It is time for the murals to go. The twelve Luigi Gregori murals have adorned the main hall of the Main Building for over 130 years, greeting millions of campus residents and visitors with a highly problematic vision of Western triumphalism, Catholic militarism, and an overly romantic notion of American expansion. Christopher Columbus, as admitted by the University-published pamphlet and widely acknowledged by modern scholarship, was an owner and distributor of humans as slaves. Columbus’ fortune, fame, and wealth came from the destruction, mutilation, and transaction of Native American and African persons.

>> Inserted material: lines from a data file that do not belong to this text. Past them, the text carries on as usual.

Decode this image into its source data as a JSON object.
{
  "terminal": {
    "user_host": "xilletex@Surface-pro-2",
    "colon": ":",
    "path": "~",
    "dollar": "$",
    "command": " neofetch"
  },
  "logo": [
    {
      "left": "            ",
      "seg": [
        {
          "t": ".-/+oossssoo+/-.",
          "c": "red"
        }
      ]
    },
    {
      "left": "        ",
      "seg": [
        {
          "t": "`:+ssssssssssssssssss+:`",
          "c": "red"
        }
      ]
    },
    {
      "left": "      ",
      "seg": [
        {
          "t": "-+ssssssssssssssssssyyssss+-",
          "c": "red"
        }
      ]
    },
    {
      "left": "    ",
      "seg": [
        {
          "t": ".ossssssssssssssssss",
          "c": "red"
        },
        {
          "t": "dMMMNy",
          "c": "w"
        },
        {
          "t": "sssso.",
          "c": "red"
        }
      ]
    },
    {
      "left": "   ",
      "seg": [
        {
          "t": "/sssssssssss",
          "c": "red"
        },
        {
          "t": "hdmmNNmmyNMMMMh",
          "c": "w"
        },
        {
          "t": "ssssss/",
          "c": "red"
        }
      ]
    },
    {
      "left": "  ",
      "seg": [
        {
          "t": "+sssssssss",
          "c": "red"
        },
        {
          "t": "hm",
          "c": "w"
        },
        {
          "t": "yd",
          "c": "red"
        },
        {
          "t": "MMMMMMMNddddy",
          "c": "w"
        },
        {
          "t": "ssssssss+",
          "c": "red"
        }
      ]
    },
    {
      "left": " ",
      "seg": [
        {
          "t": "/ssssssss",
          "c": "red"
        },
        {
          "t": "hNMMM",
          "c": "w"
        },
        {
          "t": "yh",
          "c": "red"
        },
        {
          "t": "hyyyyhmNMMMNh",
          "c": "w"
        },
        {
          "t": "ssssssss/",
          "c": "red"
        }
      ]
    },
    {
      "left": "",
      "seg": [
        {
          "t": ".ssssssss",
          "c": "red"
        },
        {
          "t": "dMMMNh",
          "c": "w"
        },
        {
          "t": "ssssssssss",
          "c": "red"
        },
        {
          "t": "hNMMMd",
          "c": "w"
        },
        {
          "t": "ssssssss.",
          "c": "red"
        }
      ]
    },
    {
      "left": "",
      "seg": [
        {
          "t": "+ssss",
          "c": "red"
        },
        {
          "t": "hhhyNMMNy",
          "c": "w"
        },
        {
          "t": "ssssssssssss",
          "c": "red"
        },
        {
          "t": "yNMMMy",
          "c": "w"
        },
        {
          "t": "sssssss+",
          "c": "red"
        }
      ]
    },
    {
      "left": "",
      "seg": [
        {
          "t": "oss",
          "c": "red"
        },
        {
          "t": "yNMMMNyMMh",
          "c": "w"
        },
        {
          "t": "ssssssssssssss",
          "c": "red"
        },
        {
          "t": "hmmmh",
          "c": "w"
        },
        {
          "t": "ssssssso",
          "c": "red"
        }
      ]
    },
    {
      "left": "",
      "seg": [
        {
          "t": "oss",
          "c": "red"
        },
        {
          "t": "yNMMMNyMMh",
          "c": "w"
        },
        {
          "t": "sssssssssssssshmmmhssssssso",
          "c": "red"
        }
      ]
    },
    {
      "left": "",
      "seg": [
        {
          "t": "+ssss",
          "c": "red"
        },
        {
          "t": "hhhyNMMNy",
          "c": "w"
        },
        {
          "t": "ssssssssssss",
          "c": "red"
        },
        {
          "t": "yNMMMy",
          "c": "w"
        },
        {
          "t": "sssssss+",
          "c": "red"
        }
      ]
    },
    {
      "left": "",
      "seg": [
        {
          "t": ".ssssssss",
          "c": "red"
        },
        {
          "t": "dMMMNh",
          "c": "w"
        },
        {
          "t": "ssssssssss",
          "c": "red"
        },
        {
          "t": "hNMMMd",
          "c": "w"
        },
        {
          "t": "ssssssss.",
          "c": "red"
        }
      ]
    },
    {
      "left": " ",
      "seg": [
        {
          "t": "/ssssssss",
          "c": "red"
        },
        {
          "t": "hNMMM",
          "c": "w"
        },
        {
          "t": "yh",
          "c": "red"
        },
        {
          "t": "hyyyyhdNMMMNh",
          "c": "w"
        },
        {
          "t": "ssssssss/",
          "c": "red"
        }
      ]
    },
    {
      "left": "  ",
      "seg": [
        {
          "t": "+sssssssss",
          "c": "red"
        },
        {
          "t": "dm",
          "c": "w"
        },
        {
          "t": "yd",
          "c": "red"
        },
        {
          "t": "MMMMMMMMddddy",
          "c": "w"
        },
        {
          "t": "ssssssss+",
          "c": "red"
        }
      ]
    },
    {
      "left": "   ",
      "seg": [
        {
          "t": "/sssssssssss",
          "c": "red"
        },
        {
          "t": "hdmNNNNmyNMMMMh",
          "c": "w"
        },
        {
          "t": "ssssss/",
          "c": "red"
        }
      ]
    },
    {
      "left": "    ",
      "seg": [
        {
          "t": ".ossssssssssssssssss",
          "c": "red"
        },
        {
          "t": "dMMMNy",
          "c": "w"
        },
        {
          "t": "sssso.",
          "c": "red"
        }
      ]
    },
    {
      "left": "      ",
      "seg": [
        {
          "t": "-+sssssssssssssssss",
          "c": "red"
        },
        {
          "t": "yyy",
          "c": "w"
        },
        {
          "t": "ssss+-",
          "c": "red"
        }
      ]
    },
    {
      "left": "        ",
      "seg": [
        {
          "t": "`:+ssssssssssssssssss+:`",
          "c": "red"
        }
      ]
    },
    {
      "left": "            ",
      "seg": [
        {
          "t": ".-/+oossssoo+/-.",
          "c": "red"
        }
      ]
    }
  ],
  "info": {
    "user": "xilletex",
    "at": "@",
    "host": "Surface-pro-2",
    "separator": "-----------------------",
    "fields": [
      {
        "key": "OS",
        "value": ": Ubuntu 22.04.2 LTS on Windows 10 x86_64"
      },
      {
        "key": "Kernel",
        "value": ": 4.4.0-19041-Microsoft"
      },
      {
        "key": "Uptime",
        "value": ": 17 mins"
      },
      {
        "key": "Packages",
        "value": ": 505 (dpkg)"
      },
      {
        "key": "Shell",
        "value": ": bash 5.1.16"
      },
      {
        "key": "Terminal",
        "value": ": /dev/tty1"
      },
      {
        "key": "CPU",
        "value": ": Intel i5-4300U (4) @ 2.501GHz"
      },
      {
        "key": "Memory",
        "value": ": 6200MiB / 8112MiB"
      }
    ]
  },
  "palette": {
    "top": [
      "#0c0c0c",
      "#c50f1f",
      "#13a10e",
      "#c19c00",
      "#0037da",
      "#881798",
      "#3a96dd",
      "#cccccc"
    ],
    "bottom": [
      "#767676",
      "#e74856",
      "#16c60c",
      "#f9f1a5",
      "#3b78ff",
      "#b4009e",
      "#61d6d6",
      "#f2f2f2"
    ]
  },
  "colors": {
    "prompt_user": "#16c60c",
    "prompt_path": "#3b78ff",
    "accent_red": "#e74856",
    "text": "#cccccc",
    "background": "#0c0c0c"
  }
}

According to the University’s own pamphlet, the murals are specifically designed to “create a heroic impression” of someone who owned, traded, and sold humans as slaves, as well as someone who initiated one of the largest genocides in human history. The murals welcome every newcomer and greet every football fan with their place of honor in the Main Building, posing a clear answer to the question, “Who is Notre Dame?” And while the reasons for removing the murals have been repeated many times by many individuals and groups over the last three decades, we must continue to repeat them until something is done.

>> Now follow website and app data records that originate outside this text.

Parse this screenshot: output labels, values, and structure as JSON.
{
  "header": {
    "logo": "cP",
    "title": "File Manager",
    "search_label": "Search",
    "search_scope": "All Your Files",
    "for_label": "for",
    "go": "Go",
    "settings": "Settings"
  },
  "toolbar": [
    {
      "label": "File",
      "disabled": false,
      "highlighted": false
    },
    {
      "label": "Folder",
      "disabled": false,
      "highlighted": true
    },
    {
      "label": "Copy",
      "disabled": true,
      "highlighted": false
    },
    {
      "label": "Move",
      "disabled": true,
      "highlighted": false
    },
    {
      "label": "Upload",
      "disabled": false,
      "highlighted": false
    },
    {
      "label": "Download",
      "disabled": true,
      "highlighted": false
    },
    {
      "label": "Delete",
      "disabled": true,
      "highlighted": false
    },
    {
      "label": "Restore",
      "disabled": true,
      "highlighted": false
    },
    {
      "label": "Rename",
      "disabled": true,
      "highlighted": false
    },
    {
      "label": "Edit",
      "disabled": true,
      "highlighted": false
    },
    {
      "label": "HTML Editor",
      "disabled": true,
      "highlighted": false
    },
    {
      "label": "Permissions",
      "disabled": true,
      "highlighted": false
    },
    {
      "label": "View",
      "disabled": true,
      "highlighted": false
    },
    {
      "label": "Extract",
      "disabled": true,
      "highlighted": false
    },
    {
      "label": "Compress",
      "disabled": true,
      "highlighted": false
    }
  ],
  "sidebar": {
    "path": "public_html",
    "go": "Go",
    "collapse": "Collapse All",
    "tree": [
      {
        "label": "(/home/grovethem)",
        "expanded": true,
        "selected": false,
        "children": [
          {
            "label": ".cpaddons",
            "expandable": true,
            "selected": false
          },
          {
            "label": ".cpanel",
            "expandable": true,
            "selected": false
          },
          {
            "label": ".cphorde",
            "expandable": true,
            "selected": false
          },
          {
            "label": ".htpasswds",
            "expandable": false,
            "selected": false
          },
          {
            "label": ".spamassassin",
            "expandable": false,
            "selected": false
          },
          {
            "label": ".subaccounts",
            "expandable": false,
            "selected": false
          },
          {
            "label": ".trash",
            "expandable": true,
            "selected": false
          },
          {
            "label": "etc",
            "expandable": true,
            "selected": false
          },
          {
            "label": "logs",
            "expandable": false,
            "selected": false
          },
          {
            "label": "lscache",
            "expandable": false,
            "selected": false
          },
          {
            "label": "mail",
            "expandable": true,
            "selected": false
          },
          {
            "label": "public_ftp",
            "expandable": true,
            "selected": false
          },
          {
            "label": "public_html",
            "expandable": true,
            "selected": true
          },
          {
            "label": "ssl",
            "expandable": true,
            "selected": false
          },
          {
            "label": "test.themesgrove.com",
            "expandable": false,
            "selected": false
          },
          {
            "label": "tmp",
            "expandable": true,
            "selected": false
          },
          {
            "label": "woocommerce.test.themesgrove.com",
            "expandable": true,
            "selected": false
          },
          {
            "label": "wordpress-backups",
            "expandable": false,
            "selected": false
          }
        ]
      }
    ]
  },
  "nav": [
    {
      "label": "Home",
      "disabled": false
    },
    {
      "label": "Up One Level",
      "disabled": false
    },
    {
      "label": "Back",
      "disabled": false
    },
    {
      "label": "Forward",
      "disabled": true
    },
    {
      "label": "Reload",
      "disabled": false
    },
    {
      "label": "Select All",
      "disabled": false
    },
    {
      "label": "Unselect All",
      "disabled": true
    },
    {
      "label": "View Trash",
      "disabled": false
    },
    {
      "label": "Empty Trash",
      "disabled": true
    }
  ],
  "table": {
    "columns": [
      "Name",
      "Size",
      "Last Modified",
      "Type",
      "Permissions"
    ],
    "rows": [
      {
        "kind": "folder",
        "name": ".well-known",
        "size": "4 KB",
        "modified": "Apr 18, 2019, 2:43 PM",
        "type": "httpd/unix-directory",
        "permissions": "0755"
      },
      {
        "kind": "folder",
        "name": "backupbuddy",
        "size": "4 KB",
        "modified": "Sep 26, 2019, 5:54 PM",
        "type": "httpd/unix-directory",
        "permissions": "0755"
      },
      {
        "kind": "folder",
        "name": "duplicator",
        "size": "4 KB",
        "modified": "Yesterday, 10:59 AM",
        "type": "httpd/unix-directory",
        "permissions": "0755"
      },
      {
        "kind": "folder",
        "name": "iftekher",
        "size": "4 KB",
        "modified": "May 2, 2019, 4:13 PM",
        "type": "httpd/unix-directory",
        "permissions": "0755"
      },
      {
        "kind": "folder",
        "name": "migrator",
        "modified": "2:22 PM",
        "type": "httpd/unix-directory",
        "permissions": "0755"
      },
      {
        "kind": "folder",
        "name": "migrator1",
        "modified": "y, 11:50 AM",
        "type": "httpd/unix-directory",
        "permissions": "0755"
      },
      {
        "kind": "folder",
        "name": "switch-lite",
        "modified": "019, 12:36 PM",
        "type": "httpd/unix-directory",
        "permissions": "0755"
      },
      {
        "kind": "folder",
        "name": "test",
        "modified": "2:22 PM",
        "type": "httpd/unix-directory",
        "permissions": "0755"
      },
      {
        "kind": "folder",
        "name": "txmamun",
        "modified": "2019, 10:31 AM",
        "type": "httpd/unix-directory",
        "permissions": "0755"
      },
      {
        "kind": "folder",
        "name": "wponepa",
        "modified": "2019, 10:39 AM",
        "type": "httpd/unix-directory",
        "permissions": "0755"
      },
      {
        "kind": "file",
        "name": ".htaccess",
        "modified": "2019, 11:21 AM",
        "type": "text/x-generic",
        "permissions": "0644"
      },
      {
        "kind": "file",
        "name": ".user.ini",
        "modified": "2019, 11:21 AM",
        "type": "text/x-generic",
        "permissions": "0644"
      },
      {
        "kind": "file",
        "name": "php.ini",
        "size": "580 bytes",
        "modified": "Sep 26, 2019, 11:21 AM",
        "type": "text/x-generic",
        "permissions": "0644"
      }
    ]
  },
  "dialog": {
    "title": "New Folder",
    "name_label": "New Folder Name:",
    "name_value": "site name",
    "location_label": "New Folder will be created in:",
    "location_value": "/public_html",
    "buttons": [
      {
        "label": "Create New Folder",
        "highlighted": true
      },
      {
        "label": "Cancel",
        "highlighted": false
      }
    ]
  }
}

First, to any Native American student, staff member, faculty member, or visitor who enters the Main Building, the murals offer the most debasing form of insult. The Native persons are depicted as stereotypes, their destruction is gilded over, and their slavery is celebrated. The murals commemorate and laud the beginning of the centuries-long systematic removal of Native American persons and culture from the United States. While recent efforts to honor the past relationship between the Pokagon Tribe and Notre Dame are commendable, true progress will be impossible until the murals are removed.
Second, to any student, staff, faculty, or guest who identifies with an historically-oppressed group, the presence of the murals in 21st century America mocks every attempt to make campus more inclusive, more diverse, and more culturally sensitive. African slaves are depicted comically and Columbus’ incipient role in buying and selling of humans as chattel is depicted as a holy and Christian act. Once again, while the University has made strides to become more ethnically diverse in recent years, the continued central presence of the murals nullifies the inclusive message that, for example, the iconic image of Fr. Hesburgh and Dr. King attempts to demonstrate.

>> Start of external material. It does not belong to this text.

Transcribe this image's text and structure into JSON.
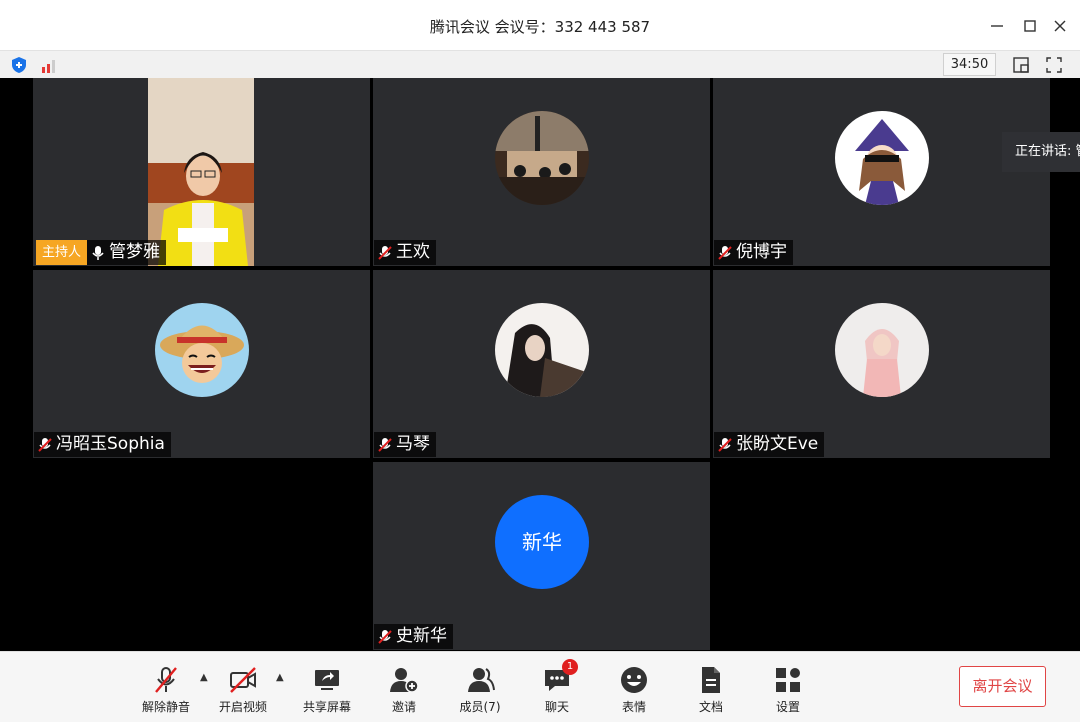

Third, art history is replete with racial biases and problematic tensions. Such tensions belong in museums where they can be studied, not alongside Notre Dame’s most honored award recipients and former presidents. This includes Fr. Sorin, after whose image Gregori modeled Columbus specifically in order that Columbus be more revered! To claim, as the University does, that one could revere other figures on the walls of the Main Building but view the murals dispassionately, “in an almost clinical way,” can only be described as willful blindness to the reality of the effect of the paintings.
Fourth and finally, the theological message of the murals is one the University should utterly disavow and repudiate. For example, several of the images offer the explicit theological message that the sufferings of a slave-trader are analogous to the sufferings of Christ. Many Popes have apologized and worked to make amends for the harm done to Native and African populations in the name of Christ. The Church as a whole regrets and repents the abominable actions of torture, enslavement, rape, and systematic execution that became commonplace with the advent of Columbus’ voyages. God will judge historical persons according to God’s own merits, but the Church demands that those of us following Christ today must strive for universal human dignity in order to begin to mend the broken global body of Christ. There is no place in the modern Church, not to mention in a modern Catholic university, for glorifying a Christianity of murder and enslavement.
Native students have been urging the administration to deal with the murals since at least the early 1990s. The administration, time and time again, has delayed, obfuscated, printed pamphlets, and denied any ability to effectively fix the concrete problems that the murals represent. As such, while it is tragic that a letter like this is necessary in 2017, as long as the murals remain unchanged, we must continue to protest, write, plead, and demand their removal. There are many different options available to the university moving forward, and more discussion is necessary, but status quo is not enough. The easily-overlooked pamphlets are not enough. In this era of political divisiveness and a renewed rise of dangerous nationalism, it is time for Notre Dame to remove its own version of a Confederate Monument. It is time for the murals to go. Sincerely,